Activity ▸ Return every record below exactly.

[Opening Study material section]

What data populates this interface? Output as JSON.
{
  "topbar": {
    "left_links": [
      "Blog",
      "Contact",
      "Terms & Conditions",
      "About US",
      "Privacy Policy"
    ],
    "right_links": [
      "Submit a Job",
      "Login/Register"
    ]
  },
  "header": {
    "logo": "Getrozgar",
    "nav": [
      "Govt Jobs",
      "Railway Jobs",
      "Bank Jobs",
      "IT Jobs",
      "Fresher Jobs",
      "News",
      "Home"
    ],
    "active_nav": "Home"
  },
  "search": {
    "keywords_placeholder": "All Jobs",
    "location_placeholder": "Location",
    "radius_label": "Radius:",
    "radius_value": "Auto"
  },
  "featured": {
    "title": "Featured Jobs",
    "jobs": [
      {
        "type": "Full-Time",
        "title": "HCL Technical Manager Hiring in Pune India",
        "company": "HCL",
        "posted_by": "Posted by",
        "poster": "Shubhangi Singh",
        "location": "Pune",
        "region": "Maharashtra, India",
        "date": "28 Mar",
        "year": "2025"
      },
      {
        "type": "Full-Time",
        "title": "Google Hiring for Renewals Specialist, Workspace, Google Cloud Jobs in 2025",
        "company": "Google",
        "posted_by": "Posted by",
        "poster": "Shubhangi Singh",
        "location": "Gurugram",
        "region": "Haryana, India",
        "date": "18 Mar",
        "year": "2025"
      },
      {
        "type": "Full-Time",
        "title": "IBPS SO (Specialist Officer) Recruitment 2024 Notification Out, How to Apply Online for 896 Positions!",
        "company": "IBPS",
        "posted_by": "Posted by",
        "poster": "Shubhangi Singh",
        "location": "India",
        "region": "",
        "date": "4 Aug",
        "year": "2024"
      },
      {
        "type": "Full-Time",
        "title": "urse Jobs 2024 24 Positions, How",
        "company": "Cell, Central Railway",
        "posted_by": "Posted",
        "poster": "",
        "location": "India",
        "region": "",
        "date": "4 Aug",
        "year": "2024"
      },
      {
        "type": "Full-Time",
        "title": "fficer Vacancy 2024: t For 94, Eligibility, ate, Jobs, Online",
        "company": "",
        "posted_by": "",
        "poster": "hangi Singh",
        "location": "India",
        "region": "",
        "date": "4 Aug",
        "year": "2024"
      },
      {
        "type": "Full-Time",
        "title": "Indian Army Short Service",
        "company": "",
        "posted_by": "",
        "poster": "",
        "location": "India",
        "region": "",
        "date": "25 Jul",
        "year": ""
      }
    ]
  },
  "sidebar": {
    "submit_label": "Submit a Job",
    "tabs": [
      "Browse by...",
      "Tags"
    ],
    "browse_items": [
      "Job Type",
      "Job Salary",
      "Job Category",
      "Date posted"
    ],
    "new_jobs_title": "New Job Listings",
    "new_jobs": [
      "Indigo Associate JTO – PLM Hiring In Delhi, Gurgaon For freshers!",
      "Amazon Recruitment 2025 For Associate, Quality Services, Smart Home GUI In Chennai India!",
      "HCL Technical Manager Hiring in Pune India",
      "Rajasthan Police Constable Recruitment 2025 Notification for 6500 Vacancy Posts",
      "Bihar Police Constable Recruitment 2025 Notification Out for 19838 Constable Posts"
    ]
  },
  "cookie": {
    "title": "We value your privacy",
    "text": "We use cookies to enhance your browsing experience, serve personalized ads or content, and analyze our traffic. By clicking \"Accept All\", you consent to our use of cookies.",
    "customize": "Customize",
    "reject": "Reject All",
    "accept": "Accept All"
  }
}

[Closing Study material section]

Written answer ▸
What data populates this interface? Output as JSON.
{
  "topbar": {
    "left_links": [
      "Blog",
      "Contact",
      "Terms & Conditions",
      "About US",
      "Privacy Policy"
    ],
    "right_links": [
      "Submit a Job",
      "Login/Register"
    ]
  },
  "header": {
    "logo": "Getrozgar",
    "nav": [
      "Govt Jobs",
      "Railway Jobs",
      "Bank Jobs",
      "IT Jobs",
      "Fresher Jobs",
      "News",
      "Home"
    ],
    "active_nav": "Home"
  },
  "search": {
    "keywords_placeholder": "All Jobs",
    "location_placeholder": "Location",
    "radius_label": "Radius:",
    "radius_value": "Auto"
  },
  "featured": {
    "title": "Featured Jobs",
    "jobs": [
      {
        "type": "Full-Time",
        "title": "HCL Technical Manager Hiring in Pune India",
        "company": "HCL",
        "posted_by": "Posted by",
        "poster": "Shubhangi Singh",
        "location": "Pune",
        "region": "Maharashtra, India",
        "date": "28 Mar",
        "year": "2025"
      },
      {
        "type": "Full-Time",
        "title": "Google Hiring for Renewals Specialist, Workspace, Google Cloud Jobs in 2025",
        "company": "Google",
        "posted_by": "Posted by",
        "poster": "Shubhangi Singh",
        "location": "Gurugram",
        "region": "Haryana, India",
        "date": "18 Mar",
        "year": "2025"
      },
      {
        "type": "Full-Time",
        "title": "IBPS SO (Specialist Officer) Recruitment 2024 Notification Out, How to Apply Online for 896 Positions!",
        "company": "IBPS",
        "posted_by": "Posted by",
        "poster": "Shubhangi Singh",
        "location": "India",
        "region": "",
        "date": "4 Aug",
        "year": "2024"
      },
      {
        "type": "Full-Time",
        "title": "urse Jobs 2024 24 Positions, How",
        "company": "Cell, Central Railway",
        "posted_by": "Posted",
        "poster": "",
        "location": "India",
        "region": "",
        "date": "4 Aug",
        "year": "2024"
      },
      {
        "type": "Full-Time",
        "title": "fficer Vacancy 2024: t For 94, Eligibility, ate, Jobs, Online",
        "company": "",
        "posted_by": "",
        "poster": "hangi Singh",
        "location": "India",
        "region": "",
        "date": "4 Aug",
        "year": "2024"
      },
      {
        "type": "Full-Time",
        "title": "Indian Army Short Service",
        "company": "",
        "posted_by": "",
        "poster": "",
        "location": "India",
        "region": "",
        "date": "25 Jul",
        "year": ""
      }
    ]
  },
  "sidebar": {
    "submit_label": "Submit a Job",
    "tabs": [
      "Browse by...",
      "Tags"
    ],
    "browse_items": [
      "Job Type",
      "Job Salary",
      "Job Category",
      "Date posted"
    ],
    "new_jobs_title": "New Job Listings",
    "new_jobs": [
      "Indigo Associate JTO – PLM Hiring In Delhi, Gurgaon For freshers!",
      "Amazon Recruitment 2025 For Associate, Quality Services, Smart Home GUI In Chennai India!",
      "HCL Technical Manager Hiring in Pune India",
      "Rajasthan Police Constable Recruitment 2025 Notification for 6500 Vacancy Posts",
      "Bihar Police Constable Recruitment 2025 Notification Out for 19838 Constable Posts"
    ]
  },
  "cookie": {
    "title": "We value your privacy",
    "text": "We use cookies to enhance your browsing experience, serve personalized ads or content, and analyze our traffic. By clicking \"Accept All\", you consent to our use of cookies.",
    "customize": "Customize",
    "reject": "Reject All",
    "accept": "Accept All"
  }
}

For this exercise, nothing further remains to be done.